The phrase ‘winning the minds, hearts and hands’ of employees is in essence referring to the concepts of logical commitment, emotional commitment and discretionary effort.
Engaged employees are more satisfied in their work. They see their role as more than a transactional relationship between employer and employee; to the engaged employee their role brings satisfaction when they experience a higher level of willingness and reward. Employees can rationalise that their work is meaningful to the organisation, and that the greater work of the organisation is meaningful to them.
When employees have a strong belief and acceptance of organisational goals and values, are willing to put in extra effort on the organisations behalf and have a strong desire to maintain membership in the organisation a strong emotional attachment exists.
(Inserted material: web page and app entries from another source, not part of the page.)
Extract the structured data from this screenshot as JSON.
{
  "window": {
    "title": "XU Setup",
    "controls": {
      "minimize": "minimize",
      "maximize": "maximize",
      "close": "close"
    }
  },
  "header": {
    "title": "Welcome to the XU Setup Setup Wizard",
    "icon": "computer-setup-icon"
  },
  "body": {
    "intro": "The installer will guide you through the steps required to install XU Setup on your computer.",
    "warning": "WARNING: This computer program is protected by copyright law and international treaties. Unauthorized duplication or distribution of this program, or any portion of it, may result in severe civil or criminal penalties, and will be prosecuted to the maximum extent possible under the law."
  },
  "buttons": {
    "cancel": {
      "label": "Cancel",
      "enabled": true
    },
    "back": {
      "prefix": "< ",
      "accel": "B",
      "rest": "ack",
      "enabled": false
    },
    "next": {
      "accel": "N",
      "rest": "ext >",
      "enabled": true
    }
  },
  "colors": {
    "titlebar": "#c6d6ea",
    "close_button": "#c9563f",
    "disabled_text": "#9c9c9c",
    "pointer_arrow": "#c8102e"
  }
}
Emotional attachment goes beyond the mere transactional employer-employee relationship dichotomy creating a sense that employees feel a strong need to be a member of the organisation because their personal beliefs resonate with the organisations culture and values.
Discretionary effort is commonly conceptualised as Organisational Citizenship Behaviour (OCB). It takes organisational commitment to the next level where employees engage in behaviours that are beyond the organisations core purpose, and which foster a social and psychological environment conducive to work. Citizenship behaviours go far beyond what is in an employee’s job description and are demonstrated in terms of helpfulness, conscientiousness, civic virtue and sportsmanship. They are freely given and go beyond the call of duty as a result of being truly engaged in the organisations purpose.
Imagine if all members of your company jumped out of bed in the morning itching to get to work on some new innovative product or service, or to take the initiative to impress their customers with every interaction. Surely this is better than looking off into the distance wondering if the grass is greener elsewhere!
- Appoint leaders who are engaged and capable
- Engage employees in the development of a new collective vision
- Implement systems conducive to knowledge sharing
- Encourage creativity and innovation
- Delegate decision making and support employees with the resources they require
Gunavathy, J. S., & Indumathi, G. (2011). Leadership and Organization Citizenship Behavior - A Study among Employees of a Civil Engineering Company. BVIMR Management Edge, 4(1), 66-81.
Macey, W. H., & Schneider, B. (2008). The Meaning of Employee Engagement. Industrial & Organizational Psychology, 1(1), 3-30.
Markos, S., & Sridevi, M. S. (2010). Employee Engagement: The Key to Improving Performance. International Journal of Business & Management, 5(12), 89-96.
Mastrangelo, P. M. (2009). Will Employee Engagement Be Hijacked or Reengineered? OD Practitioner, 41(2), 13-18.
McLean, L. D. (2005). Organizational Culture's Influence on Creativity and Innovation: A Review of the Literature and Implications for Human Resource Development. Advances in Developing Human Resources, 7(2), 226-246.
Saks, A. M. (2006). Antecedents and consequences of employee engagement. Journal of Managerial Psychology, 21(7), 600-619.
Sarkar, S. (2011). A STUDY ON EMPLOYEE ENGAGEMENT AT MANUFACTURING INDUSTRIES. Global Management Review, 5(3), 62-72.
Welbourne, T. M. (2007). Employee engagement: Beyond the fad and into the executive suite. Leader to Leader, 2007(44), 45-51.
Wiley, J. W. (2010). The impact of effective leadership on employee engagement. Employment Relations Today (Wiley), 37(2), 47-52.